Bermuda grass is popular in the southern U.S. The species loves the sun, resists disease well and can withstand drought. It grows well in clay or loamy soil, as long as it's well-drained. Clay soil is made of millions of tiny particles that cling to moisture. It can get heavy, as it retains water. Clay has the potential to drown and rot the grass if you don't water it in the correct way. It's essential to use a core aeration system to loosen the compacted clay as you irrigate.
Aerate your lawn in the summer, because this is when the grass can regenerate itself. Water the Bermuda grass with a garden hose or sprinkler one to two days before starting the process. The best time to water Bermuda grass is between 6 and 9 a.m. Afternoon watering will result in less evaporation and may invite disease.
Run an aerator over the entire lawn. Work in one direction, as if you're mowing the grass. The machine will plug holes all over the grass. Rent plug aerators from an equipment company.
This process pokes holes all over your lawn, to encourage the water to get deep enough to reach the Bermuda grass roots. Without the holes, the water would stay on the surface because clay soil does not contain enough air holes. Root spread and growth is limited because roots can't penetrate the compacted clay.
Run the aerator over the lawn a second time. This time, work perpendicular to your first route. The goal is to poke 12 holes per square foot.
Fill a broadcast spreader with fertilizer high in nitrogen. This will promote a healthy, green lawn. Use the fertilizer package to determine the dosage.
Water the Bermuda grass deeply with a hose or sprinkler.
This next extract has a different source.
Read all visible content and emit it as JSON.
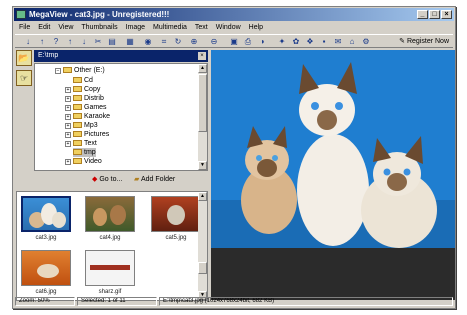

A sprinkler is easier because if you put it on the oscillating setting, you can ensure even coverage. The water will help the fertilizer enter the clay and reach the rots of the Bermuda grass.